(Extracted records)
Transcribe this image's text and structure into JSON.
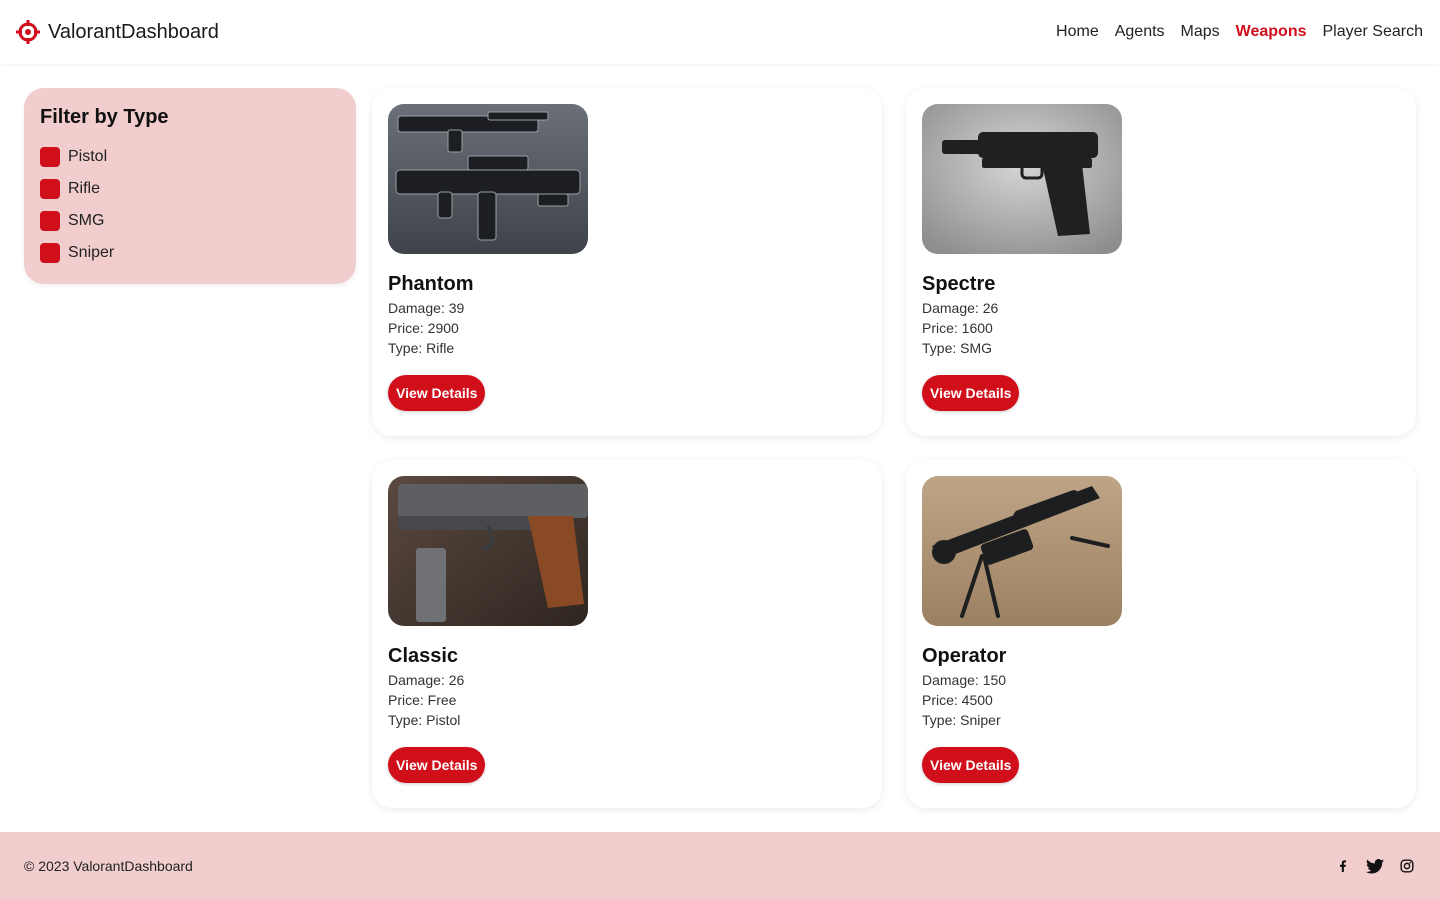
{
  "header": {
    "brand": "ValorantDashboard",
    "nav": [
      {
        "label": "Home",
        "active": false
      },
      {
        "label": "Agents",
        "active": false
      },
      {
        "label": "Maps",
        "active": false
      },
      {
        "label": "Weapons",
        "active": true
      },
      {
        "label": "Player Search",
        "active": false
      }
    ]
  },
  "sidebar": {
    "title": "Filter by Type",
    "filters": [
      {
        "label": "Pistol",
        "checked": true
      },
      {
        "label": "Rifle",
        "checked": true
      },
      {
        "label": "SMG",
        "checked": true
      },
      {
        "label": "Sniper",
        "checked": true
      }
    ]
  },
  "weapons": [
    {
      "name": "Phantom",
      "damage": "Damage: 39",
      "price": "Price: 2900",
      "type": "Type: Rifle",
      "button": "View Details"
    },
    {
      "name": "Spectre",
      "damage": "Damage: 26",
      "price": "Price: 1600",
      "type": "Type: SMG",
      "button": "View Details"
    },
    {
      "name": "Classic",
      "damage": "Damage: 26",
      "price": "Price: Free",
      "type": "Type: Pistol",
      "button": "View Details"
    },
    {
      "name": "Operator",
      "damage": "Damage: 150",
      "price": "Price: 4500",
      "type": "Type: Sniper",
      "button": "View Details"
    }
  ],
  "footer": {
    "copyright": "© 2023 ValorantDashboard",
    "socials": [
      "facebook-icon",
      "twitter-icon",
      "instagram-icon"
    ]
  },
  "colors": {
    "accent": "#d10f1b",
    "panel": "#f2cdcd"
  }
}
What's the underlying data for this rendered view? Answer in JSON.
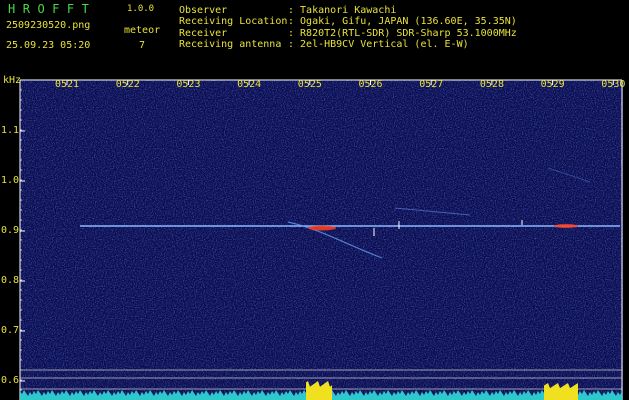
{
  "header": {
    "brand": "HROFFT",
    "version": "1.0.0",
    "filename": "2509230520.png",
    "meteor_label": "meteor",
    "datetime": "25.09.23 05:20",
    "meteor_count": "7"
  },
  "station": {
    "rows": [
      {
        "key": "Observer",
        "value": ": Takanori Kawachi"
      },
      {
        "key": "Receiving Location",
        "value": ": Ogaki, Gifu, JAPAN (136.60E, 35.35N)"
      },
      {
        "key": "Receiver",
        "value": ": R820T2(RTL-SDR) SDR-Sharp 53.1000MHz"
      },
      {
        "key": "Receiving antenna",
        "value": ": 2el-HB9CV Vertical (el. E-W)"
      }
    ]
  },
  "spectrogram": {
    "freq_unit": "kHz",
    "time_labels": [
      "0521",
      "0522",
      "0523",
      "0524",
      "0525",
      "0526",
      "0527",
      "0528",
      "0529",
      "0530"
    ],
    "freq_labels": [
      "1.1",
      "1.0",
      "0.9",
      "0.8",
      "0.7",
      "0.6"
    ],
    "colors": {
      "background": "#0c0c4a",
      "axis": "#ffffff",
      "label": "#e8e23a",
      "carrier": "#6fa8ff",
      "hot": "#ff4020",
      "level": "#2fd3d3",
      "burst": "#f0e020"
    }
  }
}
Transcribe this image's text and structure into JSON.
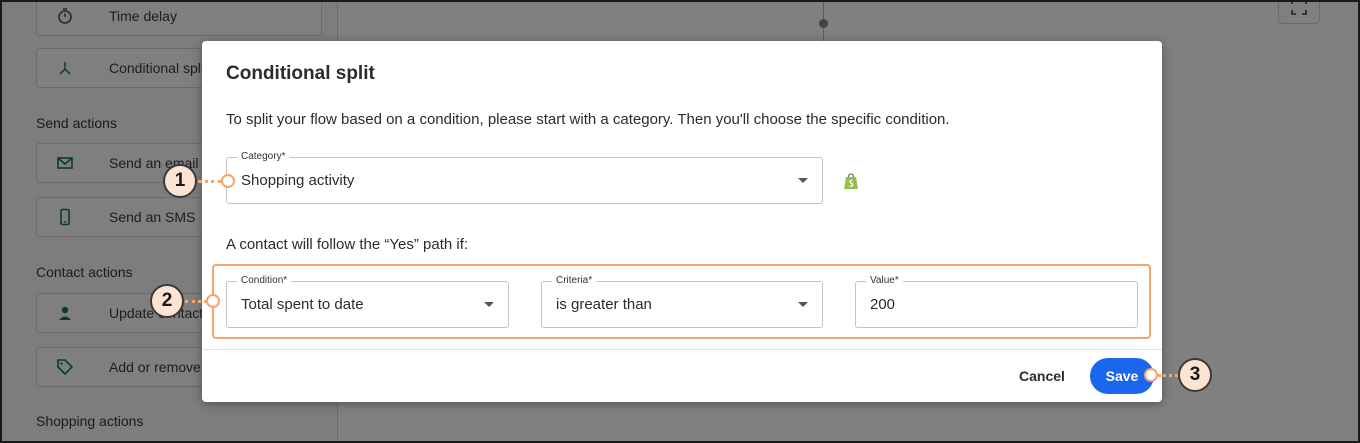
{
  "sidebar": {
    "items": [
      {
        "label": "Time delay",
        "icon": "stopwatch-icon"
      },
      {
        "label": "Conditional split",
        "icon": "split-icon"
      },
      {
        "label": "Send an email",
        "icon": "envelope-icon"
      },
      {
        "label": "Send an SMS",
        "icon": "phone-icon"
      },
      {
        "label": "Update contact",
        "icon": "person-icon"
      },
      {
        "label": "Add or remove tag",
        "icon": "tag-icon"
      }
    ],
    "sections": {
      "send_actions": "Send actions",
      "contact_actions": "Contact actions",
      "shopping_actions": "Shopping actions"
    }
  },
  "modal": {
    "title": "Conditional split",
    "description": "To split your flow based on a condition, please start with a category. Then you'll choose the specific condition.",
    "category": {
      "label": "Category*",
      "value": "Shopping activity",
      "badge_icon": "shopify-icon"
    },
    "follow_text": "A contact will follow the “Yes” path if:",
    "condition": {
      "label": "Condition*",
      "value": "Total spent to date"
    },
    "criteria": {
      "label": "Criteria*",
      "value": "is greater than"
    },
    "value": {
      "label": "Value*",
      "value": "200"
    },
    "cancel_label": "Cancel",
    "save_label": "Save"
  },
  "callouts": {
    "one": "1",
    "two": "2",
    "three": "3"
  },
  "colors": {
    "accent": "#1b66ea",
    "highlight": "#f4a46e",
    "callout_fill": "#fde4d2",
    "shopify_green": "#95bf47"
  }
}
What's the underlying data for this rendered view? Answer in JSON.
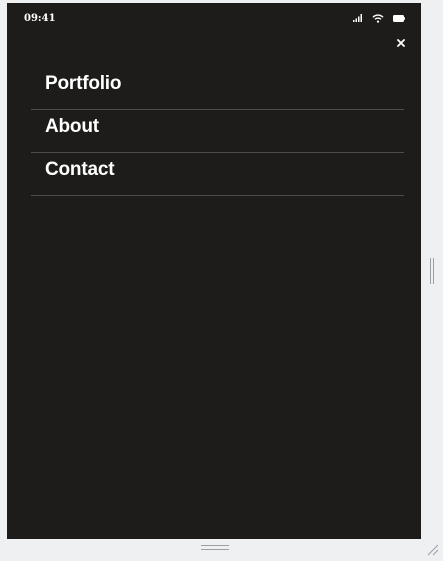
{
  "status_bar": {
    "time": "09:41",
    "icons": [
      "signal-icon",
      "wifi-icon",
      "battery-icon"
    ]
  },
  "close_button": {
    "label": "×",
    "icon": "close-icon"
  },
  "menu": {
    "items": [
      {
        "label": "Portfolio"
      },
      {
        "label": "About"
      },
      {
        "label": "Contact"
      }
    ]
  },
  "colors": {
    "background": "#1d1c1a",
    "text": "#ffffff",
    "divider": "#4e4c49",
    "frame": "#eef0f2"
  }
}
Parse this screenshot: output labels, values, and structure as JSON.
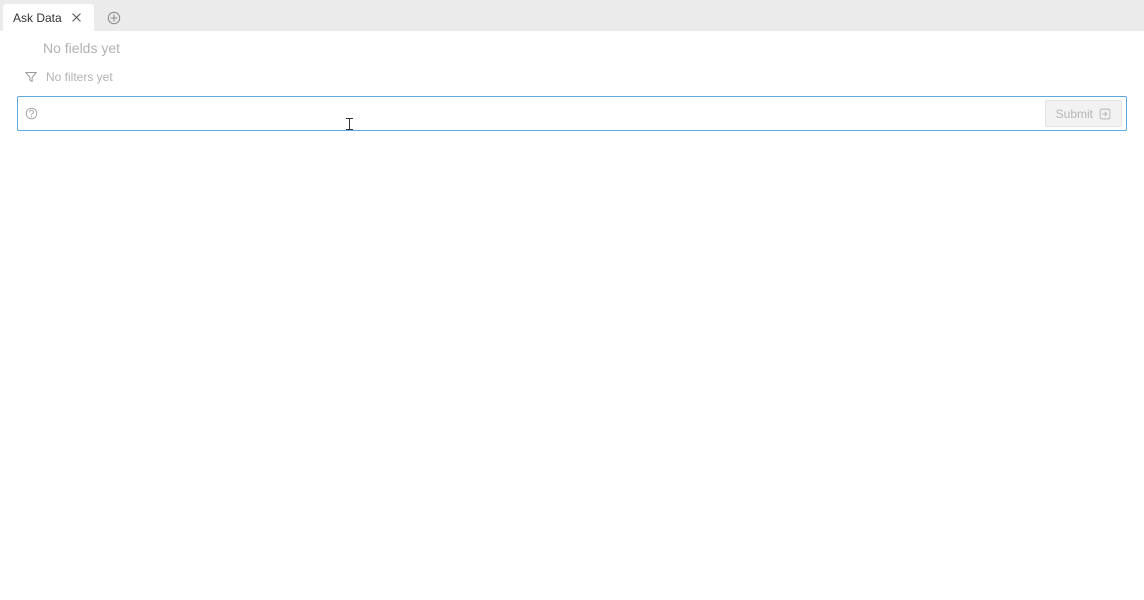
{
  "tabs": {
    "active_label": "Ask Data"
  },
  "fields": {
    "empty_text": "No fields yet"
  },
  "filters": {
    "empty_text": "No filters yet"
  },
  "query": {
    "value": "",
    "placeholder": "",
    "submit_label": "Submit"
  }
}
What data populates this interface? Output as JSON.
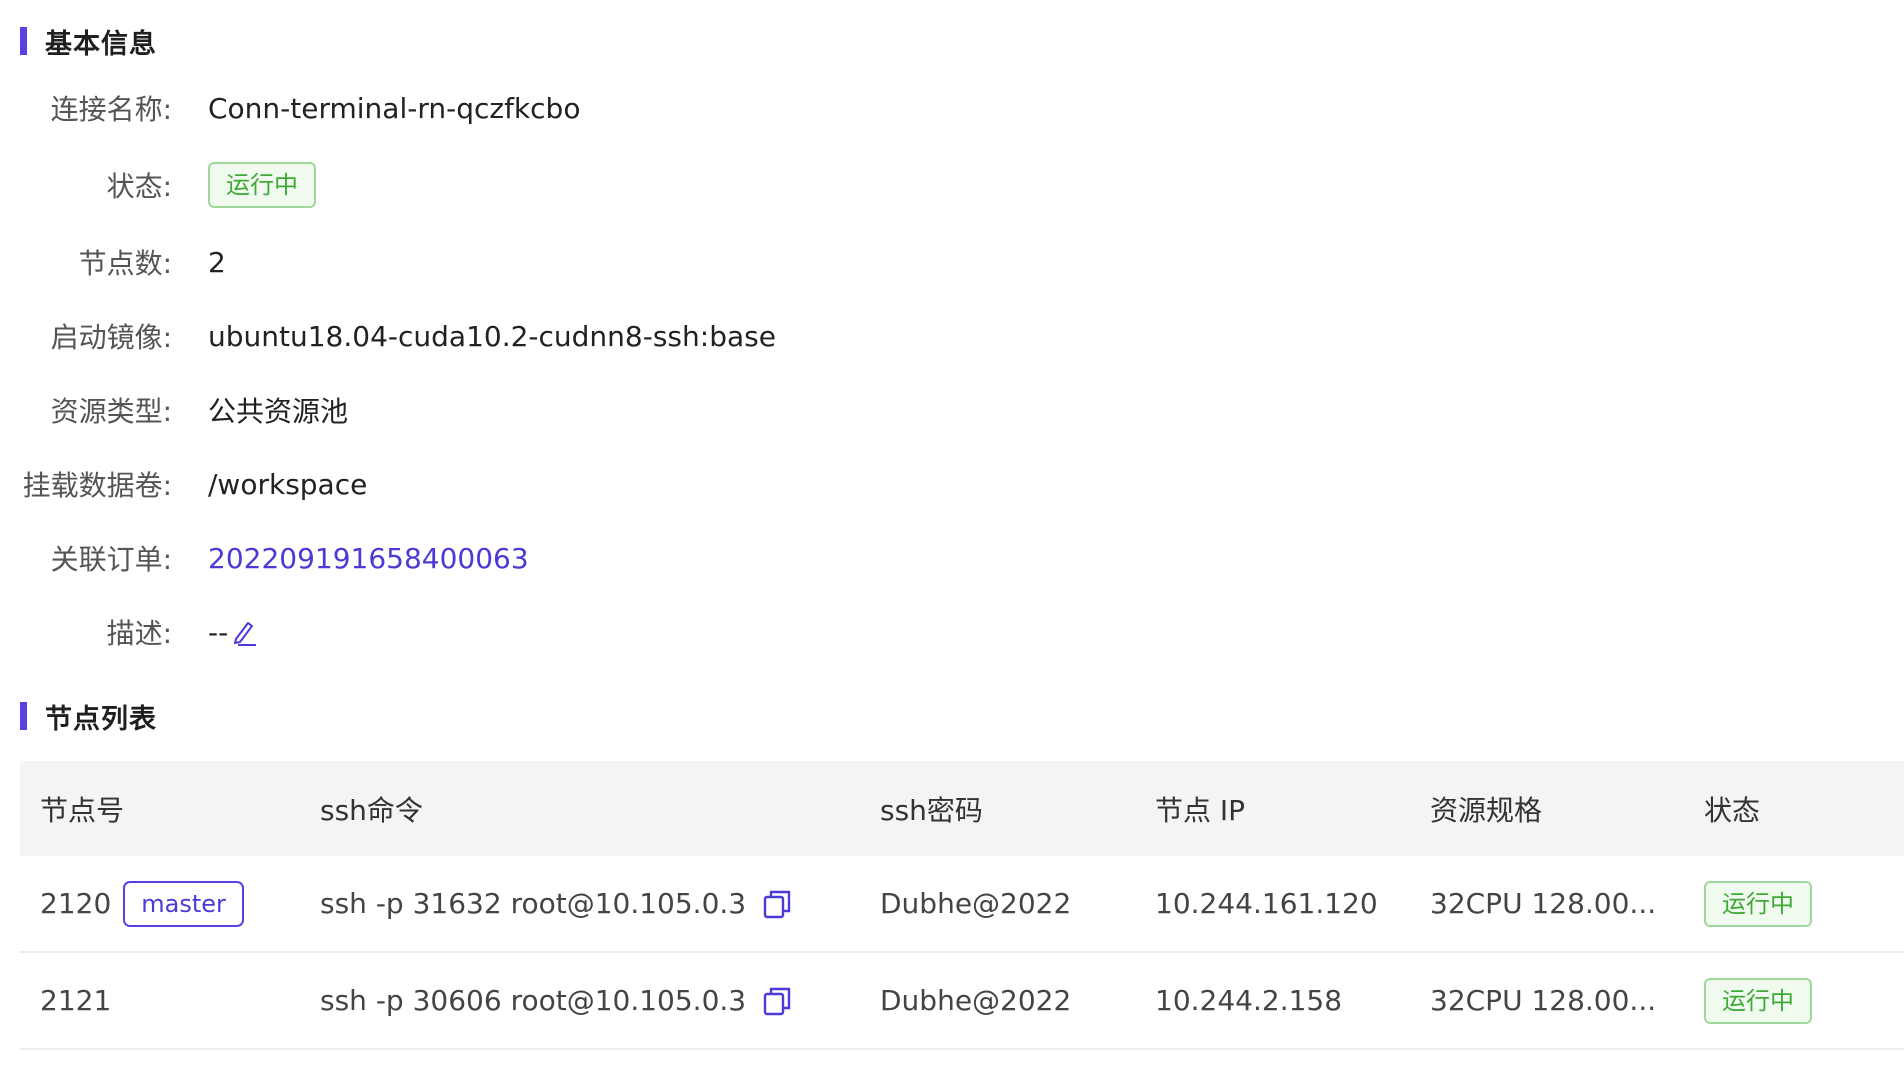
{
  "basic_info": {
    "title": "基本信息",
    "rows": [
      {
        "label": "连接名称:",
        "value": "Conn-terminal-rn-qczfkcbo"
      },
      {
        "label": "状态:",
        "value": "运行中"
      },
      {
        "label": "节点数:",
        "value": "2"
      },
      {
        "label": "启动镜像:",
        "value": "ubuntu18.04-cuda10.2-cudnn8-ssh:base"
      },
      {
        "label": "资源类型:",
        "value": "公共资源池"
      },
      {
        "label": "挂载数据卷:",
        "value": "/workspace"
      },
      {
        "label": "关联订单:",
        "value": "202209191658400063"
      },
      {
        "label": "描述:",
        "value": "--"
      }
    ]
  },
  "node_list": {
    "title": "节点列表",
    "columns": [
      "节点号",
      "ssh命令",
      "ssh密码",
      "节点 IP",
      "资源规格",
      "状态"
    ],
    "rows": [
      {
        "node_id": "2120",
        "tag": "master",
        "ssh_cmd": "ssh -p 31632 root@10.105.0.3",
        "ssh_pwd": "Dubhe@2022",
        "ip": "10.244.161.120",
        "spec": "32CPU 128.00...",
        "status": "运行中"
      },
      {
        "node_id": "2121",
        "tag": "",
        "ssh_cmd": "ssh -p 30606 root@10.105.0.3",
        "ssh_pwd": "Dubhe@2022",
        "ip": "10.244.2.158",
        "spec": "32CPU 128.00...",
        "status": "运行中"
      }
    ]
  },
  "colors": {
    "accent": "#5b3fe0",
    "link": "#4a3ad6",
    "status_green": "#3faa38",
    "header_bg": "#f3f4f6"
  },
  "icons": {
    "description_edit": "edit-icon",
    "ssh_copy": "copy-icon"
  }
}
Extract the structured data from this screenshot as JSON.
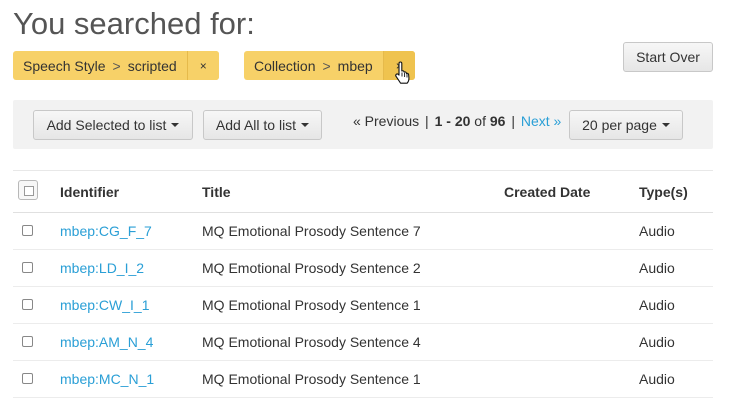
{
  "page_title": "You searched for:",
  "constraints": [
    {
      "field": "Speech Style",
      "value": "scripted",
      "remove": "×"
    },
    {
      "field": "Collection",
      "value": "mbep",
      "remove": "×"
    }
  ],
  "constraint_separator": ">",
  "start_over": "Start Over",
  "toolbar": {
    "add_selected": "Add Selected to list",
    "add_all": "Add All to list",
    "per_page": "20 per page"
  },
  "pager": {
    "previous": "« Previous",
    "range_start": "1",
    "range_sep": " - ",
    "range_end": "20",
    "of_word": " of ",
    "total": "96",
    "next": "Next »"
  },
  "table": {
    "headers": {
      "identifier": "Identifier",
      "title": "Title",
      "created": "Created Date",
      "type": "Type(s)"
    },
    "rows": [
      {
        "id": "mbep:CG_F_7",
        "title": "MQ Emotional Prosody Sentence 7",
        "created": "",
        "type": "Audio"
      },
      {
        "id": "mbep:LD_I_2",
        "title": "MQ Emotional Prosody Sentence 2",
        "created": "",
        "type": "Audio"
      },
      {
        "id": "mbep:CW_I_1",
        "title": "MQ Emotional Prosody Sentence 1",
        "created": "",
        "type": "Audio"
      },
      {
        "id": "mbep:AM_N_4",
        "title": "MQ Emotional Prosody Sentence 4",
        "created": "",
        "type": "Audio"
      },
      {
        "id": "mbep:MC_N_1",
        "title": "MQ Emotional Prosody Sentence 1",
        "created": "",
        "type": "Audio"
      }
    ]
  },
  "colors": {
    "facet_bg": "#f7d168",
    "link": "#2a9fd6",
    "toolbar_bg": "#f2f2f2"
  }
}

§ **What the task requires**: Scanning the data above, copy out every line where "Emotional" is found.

§ **Response area**:
        "title": "MQ Emotional Prosody Sentence 7",
        "title": "MQ Emotional Prosody Sentence 2",
        "title": "MQ Emotional Prosody Sentence 1",
        "title": "MQ Emotional Prosody Sentence 4",
        "title": "MQ Emotional Prosody Sentence 1",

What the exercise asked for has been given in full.